SUPPLIED MATERIAL: Begin

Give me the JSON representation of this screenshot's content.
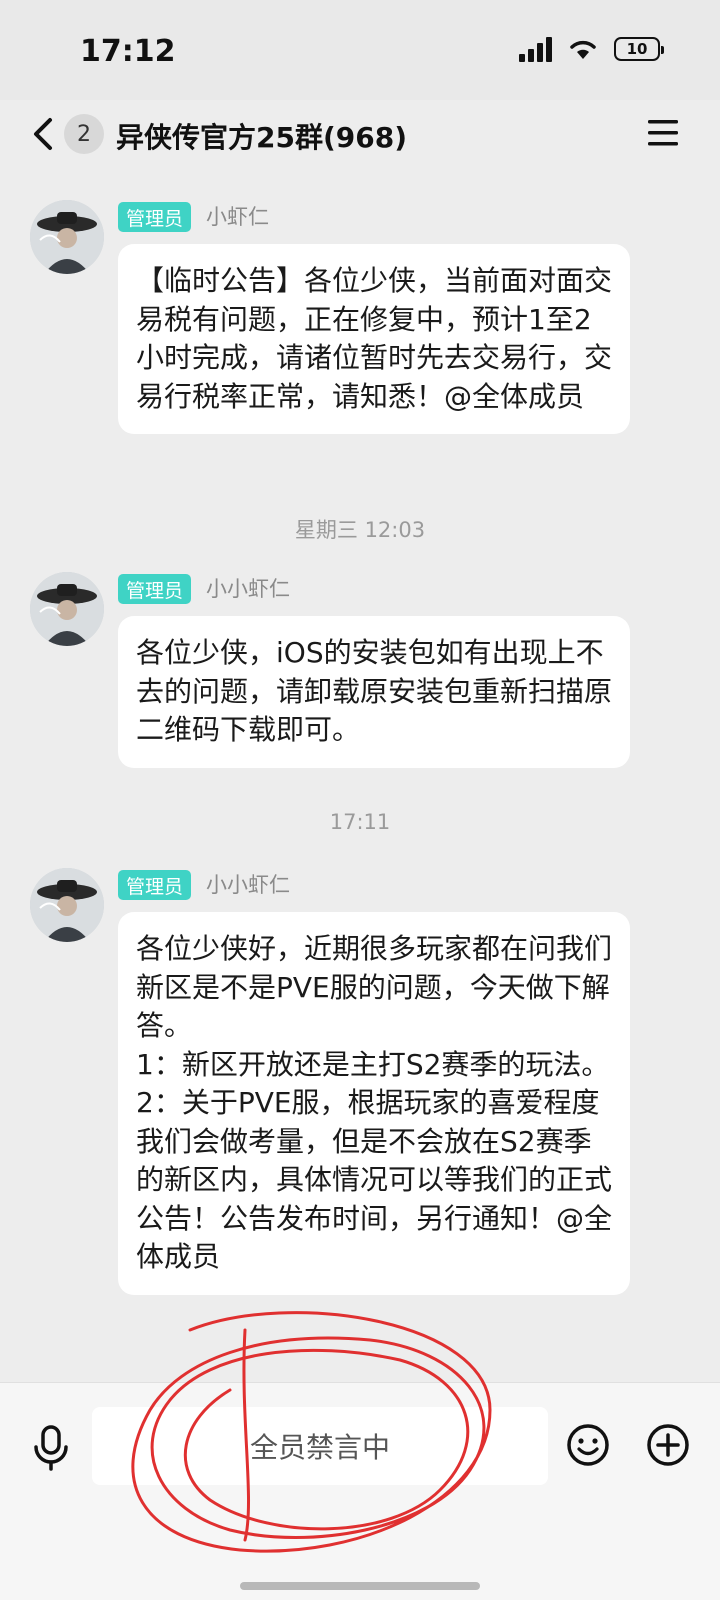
{
  "status_bar": {
    "time": "17:12",
    "battery": "10"
  },
  "header": {
    "unread_count": "2",
    "group_title": "异侠传官方25群(968)"
  },
  "messages": [
    {
      "role": "管理员",
      "sender": "小虾仁",
      "text": "【临时公告】各位少侠，当前面对面交易税有问题，正在修复中，预计1至2小时完成，请诸位暂时先去交易行，交易行税率正常，请知悉！@全体成员"
    },
    {
      "timestamp": "星期三 12:03",
      "role": "管理员",
      "sender": "小小虾仁",
      "text": "各位少侠，iOS的安装包如有出现上不去的问题，请卸载原安装包重新扫描原二维码下载即可。"
    },
    {
      "timestamp": "17:11",
      "role": "管理员",
      "sender": "小小虾仁",
      "text": "各位少侠好，近期很多玩家都在问我们新区是不是PVE服的问题，今天做下解答。\n1：新区开放还是主打S2赛季的玩法。\n2：关于PVE服，根据玩家的喜爱程度我们会做考量，但是不会放在S2赛季的新区内，具体情况可以等我们的正式公告！公告发布时间，另行通知！@全体成员"
    }
  ],
  "input_bar": {
    "muted_text": "全员禁言中"
  },
  "colors": {
    "background": "#ededed",
    "role_badge": "#3fd3c5",
    "annotation": "#e03030"
  },
  "icons": [
    "back-icon",
    "menu-icon",
    "mic-icon",
    "emoji-icon",
    "plus-icon"
  ]
}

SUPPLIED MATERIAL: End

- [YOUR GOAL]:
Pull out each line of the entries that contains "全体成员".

- [SOLUTION FOR THIS TASK]:
      "text": "【临时公告】各位少侠，当前面对面交易税有问题，正在修复中，预计1至2小时完成，请诸位暂时先去交易行，交易行税率正常，请知悉！@全体成员"
      "text": "各位少侠好，近期很多玩家都在问我们新区是不是PVE服的问题，今天做下解答。\n1：新区开放还是主打S2赛季的玩法。\n2：关于PVE服，根据玩家的喜爱程度我们会做考量，但是不会放在S2赛季的新区内，具体情况可以等我们的正式公告！公告发布时间，另行通知！@全体成员"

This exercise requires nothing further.